I smiled as they ran the bases and the coaches cheered him on.
I smiled and my eyes filled up with tears as I looked around at all these children, who if not for challenger teams, would not have the opportunity to play baseball. To throw a ball, to swing a bat, to cheer for their teammates (and those on the other team as well, because really, it’s about playing, not winning), and to hear the words “Great job!” or “Nice swing!” and “Go Roc, Go!” It was more fun that I had imagined it to be, and the Roc enjoyed himself doing something brand-new. An accomplishment in of itself. Practice was an hour long, and when it was over the Roc said he had a good time and would go again. I smiled all the way home.
After a quick wardrobe change we went over to the B’s house for dinner. It was so fun to sit at the B’s dinner table, with our boys, and share a delicious meal. And of course the Roc getting up from the table to go hide behind a pillow in the living room didn’t phase the B’s at all – they live with the quirks of autism too. After dinner Christa and I popped the little boys in her car and our husbands rode together in a our car, and we all went up to the Please Touch Museum for autism awareness night. The Roc had never been and I was a little worried about how he would react to all the stimulation there, and then when I saw the crowd of people going in I worried about how he would handle all the movement and noise the hoard of adults and children were sure to create. Not to mention that the only people there were families with children with autism. I didn’t have to worry, he followed P’s lead and had a great time exploring all the things to do and see. I smiled when his eyes lit up as soon as he saw the “digger” in the Road Construction exhibit, as construction vehicles have been a hot topic of car conversation lately.
I smiled while helping him navigate the crowded grocery store and while checking out his chosen food items (fruit and cake) and when he climbed into the back of a dump truck to play with the “bricks” at a construction site.

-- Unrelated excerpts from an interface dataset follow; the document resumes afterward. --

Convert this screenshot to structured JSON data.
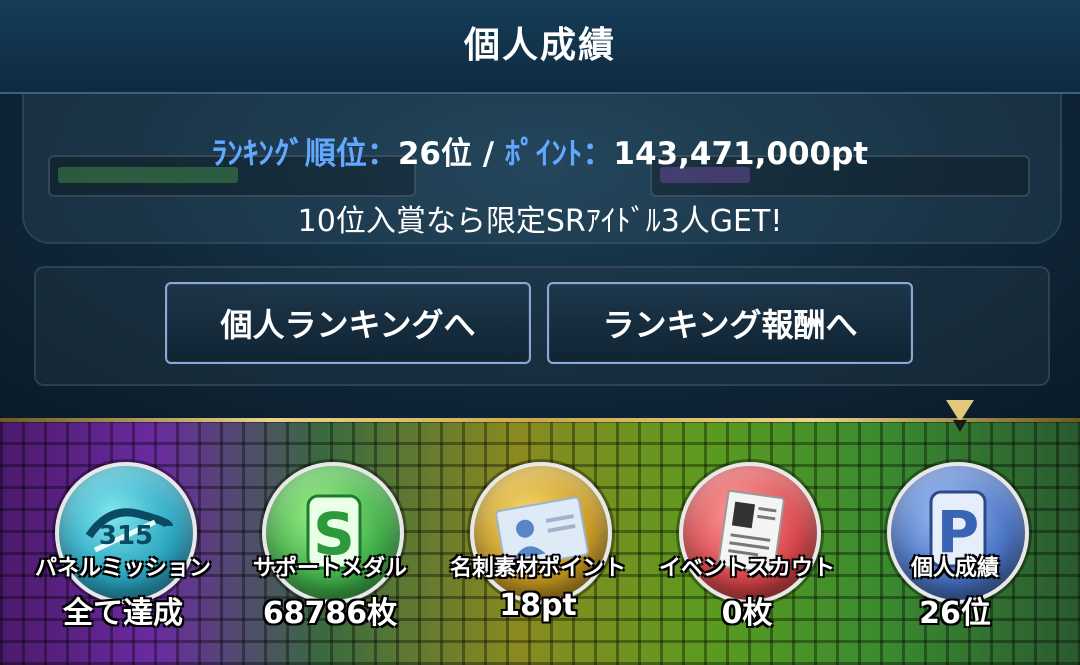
{
  "dialog": {
    "title": "個人成績",
    "rank_label": "ﾗﾝｷﾝｸﾞ順位：",
    "rank_value": "26位",
    "separator": " / ",
    "points_label": "ﾎﾟｲﾝﾄ：",
    "points_value": "143,471,000pt",
    "prize_text": "10位入賞なら限定SRｱｲﾄﾞﾙ3人GET!",
    "buttons": {
      "personal_ranking": "個人ランキングへ",
      "ranking_rewards": "ランキング報酬へ"
    }
  },
  "tabs": [
    {
      "name": "パネルミッション",
      "value": "全て達成",
      "icon": "panel-mission-medal-icon"
    },
    {
      "name": "サポートメダル",
      "value": "68786枚",
      "icon": "support-medal-icon"
    },
    {
      "name": "名刺素材ポイント",
      "value": "18pt",
      "icon": "business-card-icon"
    },
    {
      "name": "イベントスカウト",
      "value": "0枚",
      "icon": "event-scout-icon"
    },
    {
      "name": "個人成績",
      "value": "26位",
      "icon": "personal-results-icon"
    }
  ],
  "active_tab": "個人成績",
  "colors": {
    "label_blue": "#62a8ff",
    "button_border": "#8aa8d8",
    "gold": "#e2c878"
  }
}
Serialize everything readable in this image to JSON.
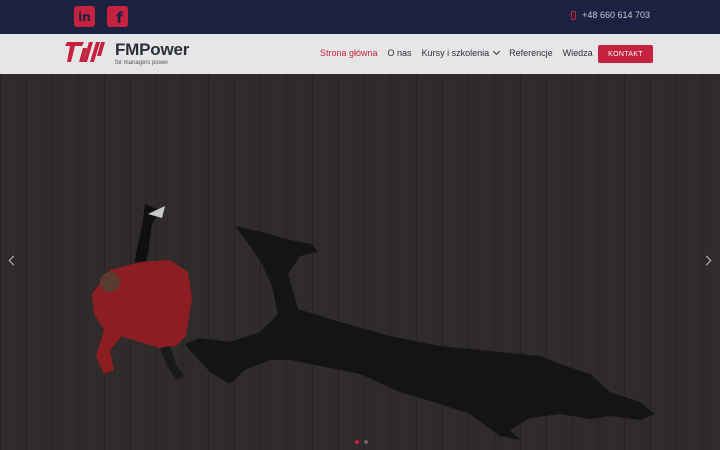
{
  "topbar": {
    "social": [
      {
        "name": "LinkedIn",
        "glyph": "in",
        "icon": "linkedin-icon"
      },
      {
        "name": "Facebook",
        "glyph": "f",
        "icon": "facebook-icon"
      }
    ],
    "phone": "+48 660 614 703",
    "phone_icon": "mobile-phone-icon"
  },
  "brand": {
    "name": "FMPower",
    "tagline": "for managers power",
    "accent": "#c5223f",
    "navy": "#1b2140"
  },
  "nav": {
    "items": [
      {
        "label": "Strona główna",
        "active": true
      },
      {
        "label": "O nas"
      },
      {
        "label": "Kursy i szkolenia",
        "dropdown": true
      },
      {
        "label": "Referencje"
      },
      {
        "label": "Wiedza"
      }
    ],
    "cta": "KONTAKT"
  },
  "hero": {
    "image": "person in red shirt jumping with long shadow on concrete floor",
    "arrows": [
      "chevron-left-icon",
      "chevron-right-icon"
    ],
    "slides": 2,
    "active_slide": 1
  }
}
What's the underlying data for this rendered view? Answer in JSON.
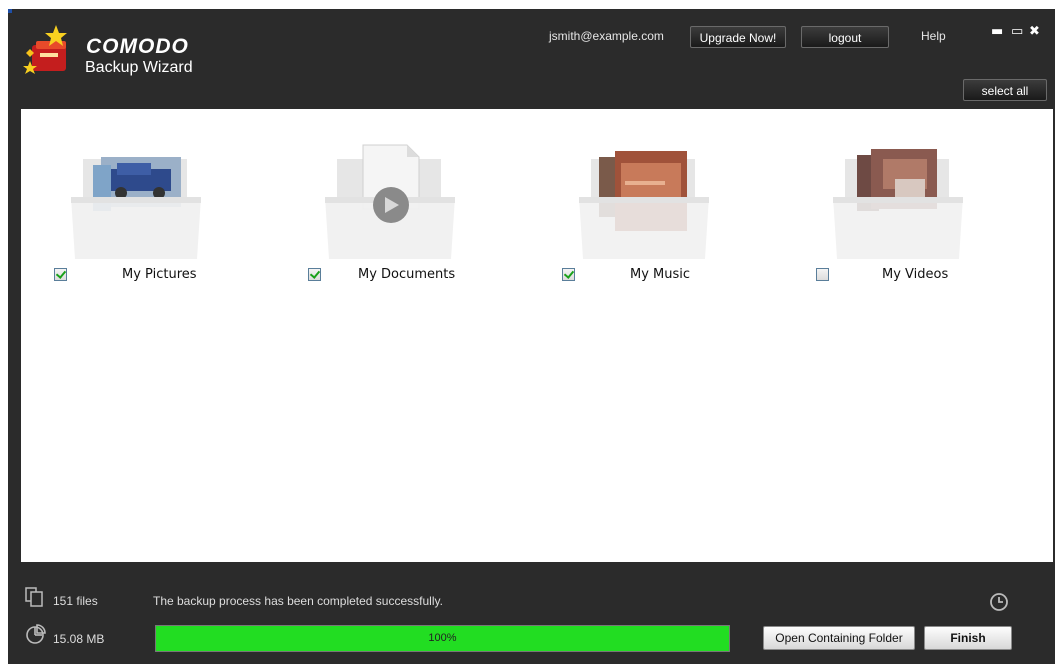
{
  "header": {
    "brand": "COMODO",
    "subtitle": "Backup Wizard",
    "user_email": "jsmith@example.com",
    "upgrade_label": "Upgrade Now!",
    "logout_label": "logout",
    "help_label": "Help",
    "minimize_glyph": "▬",
    "restore_glyph": "▭",
    "close_glyph": "✖",
    "select_all_label": "select all"
  },
  "folders": [
    {
      "label": "My Pictures",
      "checked": true,
      "icon": "pictures-folder-icon"
    },
    {
      "label": "My Documents",
      "checked": true,
      "icon": "documents-folder-icon"
    },
    {
      "label": "My Music",
      "checked": true,
      "icon": "music-folder-icon"
    },
    {
      "label": "My Videos",
      "checked": false,
      "icon": "videos-folder-icon"
    }
  ],
  "footer": {
    "files_count": "151 files",
    "status_message": "The backup process has been completed successfully.",
    "total_size": "15.08 MB",
    "progress_percent": 100,
    "progress_label": "100%",
    "open_folder_label": "Open Containing Folder",
    "finish_label": "Finish"
  },
  "colors": {
    "background": "#2b2b2b",
    "progress": "#22dd22",
    "check": "#1aa11a"
  }
}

I laughed out loud when he played the part of a doctor in the clinic, white lab coat donned, and told me as I laid on an exam table that I needed to “listen more” when I asked him what ailed me. I smiled at his excitement for the carousal and even though the batteries were conking out in my camera, I was able to snap a picture of GC and the Roc before the ride started.
We saved the best for last and I smiled to see the Roc’s reaction to the “River Adventures” exhibit. WATER. He was in heaven.
I did have to bribe the Roc to leave, as it was already 8:30 pm, but I smiled as he said he wanted to come back again. And that he wanted to come back with the B’s. We drove home exhausted from a very full day. A day in which I celebrated the knowledge of good friends and deepening friendships, rejoiced to see the Roc try a sport, cheer and be cheered for, and share something with only his father. An evening spent with a wonderful family, watching our 2 little boys enjoy each other and have fun in a place just for kids on a night that was just for them.
I smiled thinking over how lucky we are to have our friends who have made this state finally start to feel like home, to have our boy, to have each other, and to experience all we get to experience.
After a long week I really needed a day like Saturday.
My cheeks hurt from all the smiling.